Bird Feeders:

Will come for cut fruit, nectar, and baked goods.

Conservation Status:

 Overall numbers currently appear to be stable, with no major threats to their population, and there are some indications that populations are increasing in parts of their range. They are common in many parts of their range, and are found over a broad geographic area. As a result, the IUCN considers the Western Tanager to be a species of "Least Concern".

Further Information:

  1. BirdWeb - Western Tanager
  2. WhatBird - Western Tanager
  3. Audubon Guide - Western Tanager

Photo Information:

July 13th, 2019 - Roby Canyon, Black Hills of South Dakota - Terry Sohl

Additional Photos:

Click on the image chips or text links below for additional, higher-resolution Western Tanager photos.

Audio File Credits:

1Peter Ward and Ken Hall.

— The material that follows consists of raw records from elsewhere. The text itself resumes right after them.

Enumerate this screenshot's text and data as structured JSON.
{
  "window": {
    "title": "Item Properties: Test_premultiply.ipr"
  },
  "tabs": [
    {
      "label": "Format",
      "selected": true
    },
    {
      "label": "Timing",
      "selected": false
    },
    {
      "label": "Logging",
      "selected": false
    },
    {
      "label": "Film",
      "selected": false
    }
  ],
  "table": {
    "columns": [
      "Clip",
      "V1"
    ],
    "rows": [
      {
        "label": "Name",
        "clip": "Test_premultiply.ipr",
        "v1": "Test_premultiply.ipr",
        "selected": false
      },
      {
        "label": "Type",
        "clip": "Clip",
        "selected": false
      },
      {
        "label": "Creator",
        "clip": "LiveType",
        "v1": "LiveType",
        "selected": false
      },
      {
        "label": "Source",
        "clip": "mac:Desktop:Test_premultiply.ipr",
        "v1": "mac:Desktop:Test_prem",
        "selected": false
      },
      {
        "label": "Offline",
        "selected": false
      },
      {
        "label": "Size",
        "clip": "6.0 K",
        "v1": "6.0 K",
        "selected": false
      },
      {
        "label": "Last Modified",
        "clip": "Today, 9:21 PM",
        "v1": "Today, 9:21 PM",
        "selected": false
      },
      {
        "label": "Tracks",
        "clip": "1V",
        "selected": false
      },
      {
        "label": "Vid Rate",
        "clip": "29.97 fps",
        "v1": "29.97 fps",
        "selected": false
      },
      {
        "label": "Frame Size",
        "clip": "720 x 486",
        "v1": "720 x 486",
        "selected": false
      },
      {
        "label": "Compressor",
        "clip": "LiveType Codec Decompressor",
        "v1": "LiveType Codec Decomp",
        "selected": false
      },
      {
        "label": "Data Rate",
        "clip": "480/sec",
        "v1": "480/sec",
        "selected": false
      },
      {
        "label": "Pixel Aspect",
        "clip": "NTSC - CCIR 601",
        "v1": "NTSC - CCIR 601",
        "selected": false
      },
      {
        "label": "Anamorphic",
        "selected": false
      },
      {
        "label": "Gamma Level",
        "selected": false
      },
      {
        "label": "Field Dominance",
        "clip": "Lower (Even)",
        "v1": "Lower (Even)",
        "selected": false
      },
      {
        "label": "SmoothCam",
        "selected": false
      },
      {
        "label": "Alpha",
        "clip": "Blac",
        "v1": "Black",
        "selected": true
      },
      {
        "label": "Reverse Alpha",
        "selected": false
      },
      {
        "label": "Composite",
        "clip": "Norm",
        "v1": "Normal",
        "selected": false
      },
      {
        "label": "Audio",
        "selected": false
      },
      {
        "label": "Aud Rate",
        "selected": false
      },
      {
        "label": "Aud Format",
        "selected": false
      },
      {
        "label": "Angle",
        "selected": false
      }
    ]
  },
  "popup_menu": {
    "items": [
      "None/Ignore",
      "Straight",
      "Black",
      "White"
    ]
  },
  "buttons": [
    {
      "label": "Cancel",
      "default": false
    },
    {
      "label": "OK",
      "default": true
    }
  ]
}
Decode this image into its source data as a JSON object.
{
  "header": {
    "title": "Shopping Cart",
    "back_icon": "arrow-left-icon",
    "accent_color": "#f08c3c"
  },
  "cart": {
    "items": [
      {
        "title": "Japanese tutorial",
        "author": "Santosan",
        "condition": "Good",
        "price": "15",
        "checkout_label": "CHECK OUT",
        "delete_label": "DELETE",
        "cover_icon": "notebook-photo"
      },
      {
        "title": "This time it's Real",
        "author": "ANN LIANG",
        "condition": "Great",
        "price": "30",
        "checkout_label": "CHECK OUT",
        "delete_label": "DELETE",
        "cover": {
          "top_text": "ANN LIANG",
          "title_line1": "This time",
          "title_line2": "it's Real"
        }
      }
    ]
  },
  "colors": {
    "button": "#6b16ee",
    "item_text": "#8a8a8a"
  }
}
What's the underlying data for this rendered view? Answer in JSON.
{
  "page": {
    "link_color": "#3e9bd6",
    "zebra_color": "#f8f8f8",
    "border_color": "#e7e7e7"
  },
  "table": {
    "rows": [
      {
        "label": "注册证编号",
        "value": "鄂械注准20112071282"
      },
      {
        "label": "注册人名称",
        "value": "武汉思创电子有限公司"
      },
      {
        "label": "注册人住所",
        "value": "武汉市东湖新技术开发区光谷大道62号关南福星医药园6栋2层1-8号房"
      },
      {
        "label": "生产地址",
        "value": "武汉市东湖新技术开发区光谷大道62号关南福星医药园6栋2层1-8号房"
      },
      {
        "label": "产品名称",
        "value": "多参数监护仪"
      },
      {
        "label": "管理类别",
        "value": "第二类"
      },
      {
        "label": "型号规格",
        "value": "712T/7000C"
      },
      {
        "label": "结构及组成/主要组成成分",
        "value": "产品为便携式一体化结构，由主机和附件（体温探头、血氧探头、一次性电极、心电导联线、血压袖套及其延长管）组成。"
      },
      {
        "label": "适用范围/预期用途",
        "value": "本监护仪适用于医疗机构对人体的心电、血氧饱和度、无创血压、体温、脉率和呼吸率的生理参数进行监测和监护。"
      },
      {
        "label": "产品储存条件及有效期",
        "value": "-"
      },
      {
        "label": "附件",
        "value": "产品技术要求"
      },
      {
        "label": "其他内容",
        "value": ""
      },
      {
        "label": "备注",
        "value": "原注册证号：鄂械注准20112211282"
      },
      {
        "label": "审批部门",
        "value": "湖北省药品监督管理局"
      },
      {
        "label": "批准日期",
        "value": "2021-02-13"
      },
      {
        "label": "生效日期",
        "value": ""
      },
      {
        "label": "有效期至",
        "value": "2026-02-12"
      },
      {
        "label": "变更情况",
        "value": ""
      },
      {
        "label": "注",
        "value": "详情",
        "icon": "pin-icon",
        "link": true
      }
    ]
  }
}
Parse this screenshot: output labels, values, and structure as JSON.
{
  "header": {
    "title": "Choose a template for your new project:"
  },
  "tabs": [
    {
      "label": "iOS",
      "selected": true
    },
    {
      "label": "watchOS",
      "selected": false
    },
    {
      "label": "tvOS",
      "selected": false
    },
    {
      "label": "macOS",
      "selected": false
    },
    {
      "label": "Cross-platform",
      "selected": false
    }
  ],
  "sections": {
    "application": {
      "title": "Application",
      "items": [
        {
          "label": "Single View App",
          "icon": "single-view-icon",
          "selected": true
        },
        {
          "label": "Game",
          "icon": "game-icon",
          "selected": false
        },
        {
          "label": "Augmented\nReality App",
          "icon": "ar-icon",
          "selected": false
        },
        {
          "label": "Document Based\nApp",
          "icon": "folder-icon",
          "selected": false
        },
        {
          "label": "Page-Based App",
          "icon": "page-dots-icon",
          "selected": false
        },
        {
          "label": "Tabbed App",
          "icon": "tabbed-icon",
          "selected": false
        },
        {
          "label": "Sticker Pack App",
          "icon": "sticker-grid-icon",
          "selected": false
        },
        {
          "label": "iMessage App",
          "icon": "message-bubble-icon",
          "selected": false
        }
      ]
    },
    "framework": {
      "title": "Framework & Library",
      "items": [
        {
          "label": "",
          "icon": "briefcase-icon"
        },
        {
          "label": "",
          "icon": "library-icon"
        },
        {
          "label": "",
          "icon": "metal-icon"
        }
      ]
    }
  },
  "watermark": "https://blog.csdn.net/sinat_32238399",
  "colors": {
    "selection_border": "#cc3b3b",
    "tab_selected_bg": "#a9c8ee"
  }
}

Recorded in British Columbia on June 24th, 1991. Original recording and information available from xeno-canto.

2Thomas Magarian. Recorded in Hood River County of Washington state on July 27th, 2018. Original recording and information available from xeno-canto.

3Frank Lambert. Recorded in Mariposa County, California on May 21st, 2015. Original recording and information available from xeno-canto.

4Jeremy Minns. Recorded in Sierra County, California on June 13th, 2000. Original recording and information available from xeno-canto.

Click on the map below for a higher-resolution view
Western Tanager - Range Map
South Dakota Status: Uncommon migrant and local summer resident in the far western part of the state, particularly in the Black Hills.  Rare migrant elsewhere in the state.

Additional Western Tanager Photos
Click for a higher-resolution version of these photos
 Western Tanager 1 - Piranga ludovicianaWestern Tanager 2 - Piranga ludovicianaWestern Tanager 3 - Piranga ludovicianaWestern Tanager 4 - Piranga ludovicianaWestern Tanager 5 - Piranga ludovicianaWestern Tanager 6 - Piranga ludovicianaWestern Tanager 7 - Piranga ludoviciana